A woman and her children applied for protection visas in Australia. The Refugee Review Tribunal refused the application. The tribunal evidence included the departmental file notes that indicated that the woman’s husband was alive in Australia and had a visa that would enable the woman and their children to remain in Australia. However, the tribunal had either overlooked the file notes or failed to appreciate their significance. It was not until after the hearing that the woman found out about her husband’s visa. She then applied to the Minister for Immigration and Multicultural and Indigenous Affairs to exercise his discretion to change the decision of the tribunal so that she and her children could stay in Australia. The Minister refused. She applied to the High Court asking the court to rule that the decision should be reconsidered. The High Court refused, by majority, holding that the tribunal was under no obligation to consider a claim that was not advanced in the application. A feminist judgment will draw on feminist ethic of care arguments to contend that tribunal members have a responsibility to properly examine file notes available to the member and to draw the attention of the parties to relevant issues in the file notes.

Commentary author

Mary Crock is a Professor in the Sydney Law School, University of Sydney. She has worked with Australian senators and with the Human Rights and Equal Opportunity Commission. Mary has a long standing interest in the intersections between legal scholarship and legal practice, and has assumed leadership roles in this area. Her main field of research is migration, citizenship and refugee law.

Judgment author

Charlotte Steer is a Sesional Lecturer in the Faculty of Law at the University of New South Wales. She teaches administrative law. Previously she was a conference registrar to the Administrative Appeals Tribunal (NSW).

Appellant S395/2002 v Minister for Immigration and Multicultural Affairs [2003] HCA 71

In this case two men from Bangladesh sought refugee status under the 1951 Convention on the Status of Refugees (as amended), incorporated into Australian domestic law, on the basis of fear of persecution due to membership in a particular social group, that of homosexuals. The Refugee Review Tribunal affirmed the decision of the Department of Immigration not to grant protection visas on the basis that the men could return to their country of origin and maintain their relationship if they were discreet. This decision was upheld by the Federal Court and the Full Federal Court. A close majority of the High Court (4:3) held that the tribunal erred in dividing the particular social group into discreet and non-discreet homosexual men, by failing to consider whether the need to act discreetly to avoid the threat of serious harm constituted persecution, and by failing to consider whether the men might suffer serious harm if it were discovered in Bangladesh that they were homosexual. A feminist judgment replacing the High Court decision would not change the outcome of the case, but would rewrite the rejection of the criteria of “discreet” behaviour to reveal its historically sedimented homophobia. It would also rewrite the guidance to tribunals on the exercise of jurisdiction to investigate the generality of a claim of fear of persecution in relation to sexual orientation to avoid ‘orientalising’ the social group and to avoid homophobia.

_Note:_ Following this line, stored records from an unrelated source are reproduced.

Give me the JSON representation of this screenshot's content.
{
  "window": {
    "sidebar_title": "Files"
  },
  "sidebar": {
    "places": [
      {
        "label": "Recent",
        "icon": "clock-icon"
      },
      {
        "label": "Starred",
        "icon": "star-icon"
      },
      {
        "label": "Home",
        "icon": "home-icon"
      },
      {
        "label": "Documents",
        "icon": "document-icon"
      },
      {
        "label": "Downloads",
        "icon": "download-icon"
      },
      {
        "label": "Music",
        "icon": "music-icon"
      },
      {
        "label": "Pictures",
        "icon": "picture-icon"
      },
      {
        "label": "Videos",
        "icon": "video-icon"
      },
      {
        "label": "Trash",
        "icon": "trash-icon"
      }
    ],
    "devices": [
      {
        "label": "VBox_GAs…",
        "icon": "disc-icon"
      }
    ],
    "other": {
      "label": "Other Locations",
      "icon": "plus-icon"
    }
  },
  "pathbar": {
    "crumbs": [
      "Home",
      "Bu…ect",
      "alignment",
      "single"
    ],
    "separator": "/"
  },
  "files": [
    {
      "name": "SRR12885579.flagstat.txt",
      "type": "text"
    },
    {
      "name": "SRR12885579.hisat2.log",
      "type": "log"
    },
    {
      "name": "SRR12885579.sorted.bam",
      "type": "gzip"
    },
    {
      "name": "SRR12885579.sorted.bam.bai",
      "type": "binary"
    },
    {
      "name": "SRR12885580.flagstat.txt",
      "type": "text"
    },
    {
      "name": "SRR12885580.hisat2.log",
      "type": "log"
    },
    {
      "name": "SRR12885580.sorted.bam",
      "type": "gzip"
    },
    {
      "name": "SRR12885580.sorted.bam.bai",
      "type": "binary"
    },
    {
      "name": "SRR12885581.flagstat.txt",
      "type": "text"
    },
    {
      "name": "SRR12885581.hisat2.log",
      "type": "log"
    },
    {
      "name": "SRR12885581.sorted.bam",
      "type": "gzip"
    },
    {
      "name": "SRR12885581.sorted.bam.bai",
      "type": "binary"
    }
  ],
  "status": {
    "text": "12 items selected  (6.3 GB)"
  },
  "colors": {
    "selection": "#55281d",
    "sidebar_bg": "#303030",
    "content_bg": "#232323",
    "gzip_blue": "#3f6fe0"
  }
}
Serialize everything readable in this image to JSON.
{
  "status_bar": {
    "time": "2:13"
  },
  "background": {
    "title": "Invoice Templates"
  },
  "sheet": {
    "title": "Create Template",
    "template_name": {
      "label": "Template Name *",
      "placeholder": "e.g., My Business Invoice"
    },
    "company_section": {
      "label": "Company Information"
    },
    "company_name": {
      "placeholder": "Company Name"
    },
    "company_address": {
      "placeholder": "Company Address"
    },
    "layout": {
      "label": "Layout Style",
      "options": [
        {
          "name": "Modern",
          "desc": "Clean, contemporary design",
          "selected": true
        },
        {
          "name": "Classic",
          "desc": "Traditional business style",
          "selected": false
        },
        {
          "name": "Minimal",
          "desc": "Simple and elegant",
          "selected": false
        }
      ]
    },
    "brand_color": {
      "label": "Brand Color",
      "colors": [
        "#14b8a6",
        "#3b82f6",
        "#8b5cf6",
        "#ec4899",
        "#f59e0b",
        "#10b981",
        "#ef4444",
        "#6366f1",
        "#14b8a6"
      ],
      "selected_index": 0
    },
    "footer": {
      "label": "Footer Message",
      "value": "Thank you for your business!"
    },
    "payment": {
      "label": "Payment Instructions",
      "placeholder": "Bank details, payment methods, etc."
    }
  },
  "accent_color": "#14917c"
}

Commentary author

Wayne Morgan is a Senior Lecturer and Sub Dean LLB/JD Programs at the ANU College of Law, Australian National University. Wayne maintains a small anti-discrimination and human rights practice, where he advises pro-bono clients on discrimination and United Nations Human Rights Committee cases.

Judgment author

Nan Seuffert is Professor in the Law School and Director of the Legal Intersections Research Centre at the University of Wollongong. Previously, she was a Professor of Law at the University of Waikato, New Zealand. Nan’s research interests include in the areas of critical legal theory, law and history, race, gender and sexuality.